The important words are loose, slightly and IF within the Roche limit.

The Roche limit of the Earth is a bit under 6400 km, and if the asteroid comes that close the predictions are quite erroneous. The are satellites well outside that limit.

Even if the asteroid were to come withing the Roche limit the dispersion in trajectors of loose pieces woudl be fairly small. at least initially.

And it is important to recognize that the Roche limit is the point at which the tidal gradient of the Earth's gravity overcomes the self-gravity of the asteroid, which is pretty small. The point is that the Roche limit considers only gravitational forces within the asteroid, an no other cohesive forces. So "loose" means really loose, like dry sand rather than wet sand, or powder snow rather than packed snow.

Some others have noted differential light pressure, which does exist, and is also miniscule -- completely irrelevant except over much longer time spans that what applies to a near-term encounter with the Earth.

If one wants one can nitpick anything, as there are all sorts of negligible effects. No doubt someone will bring up quantum tunneling.

But the bottom line is either the predictions are wrong and Apophis will hit us, or they are right and it will zoom by, close but not close enough. There is no appreciable chance of a middle ground where some of it hits us and the rest passes by.

Jeff Root
2010-Jun-04, 06:44 AM
One of the main things that could and should be inferred from
my post above is that the uncertainty in the orbit is due to limited
observations, and that additional observations do not necessarily
change the predicted orbit, but may just reduce the uncertainty
in the prediction.
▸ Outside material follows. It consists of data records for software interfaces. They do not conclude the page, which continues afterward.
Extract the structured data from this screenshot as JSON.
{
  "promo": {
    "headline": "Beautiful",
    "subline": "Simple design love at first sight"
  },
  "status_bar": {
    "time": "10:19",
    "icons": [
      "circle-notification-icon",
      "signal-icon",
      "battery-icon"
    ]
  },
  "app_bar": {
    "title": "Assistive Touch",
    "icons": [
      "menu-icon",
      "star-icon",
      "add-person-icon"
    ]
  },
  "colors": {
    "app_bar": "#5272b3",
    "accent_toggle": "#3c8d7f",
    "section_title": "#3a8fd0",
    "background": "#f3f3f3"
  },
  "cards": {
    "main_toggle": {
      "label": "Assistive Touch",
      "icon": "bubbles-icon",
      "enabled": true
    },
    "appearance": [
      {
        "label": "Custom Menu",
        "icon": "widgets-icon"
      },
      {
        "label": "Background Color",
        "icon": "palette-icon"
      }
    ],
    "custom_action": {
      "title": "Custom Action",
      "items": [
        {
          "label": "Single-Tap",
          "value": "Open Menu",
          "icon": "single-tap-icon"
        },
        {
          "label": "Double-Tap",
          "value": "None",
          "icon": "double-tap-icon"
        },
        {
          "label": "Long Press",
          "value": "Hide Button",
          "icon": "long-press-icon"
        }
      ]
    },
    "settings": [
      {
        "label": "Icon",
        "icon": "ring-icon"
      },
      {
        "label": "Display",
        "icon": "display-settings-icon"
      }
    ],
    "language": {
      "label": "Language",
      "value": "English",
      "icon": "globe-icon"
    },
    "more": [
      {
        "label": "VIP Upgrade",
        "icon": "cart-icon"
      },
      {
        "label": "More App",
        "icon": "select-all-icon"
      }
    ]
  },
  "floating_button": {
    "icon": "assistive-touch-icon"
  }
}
With measurements over only a small part of
one or two orbits, the prediction might be that Apophis will be at
a particular location at a particular time, with an uncertainty of
plus or minus so many miles and so many minutes. With more
measurements over a larger portion of more different orbits,
prediction of the location and time might be unchanged, but the
uncertainties in that location and time are greatly reduced.
That can reduce the probability of collision from large to zero.

-- Jeff, in Minneapolis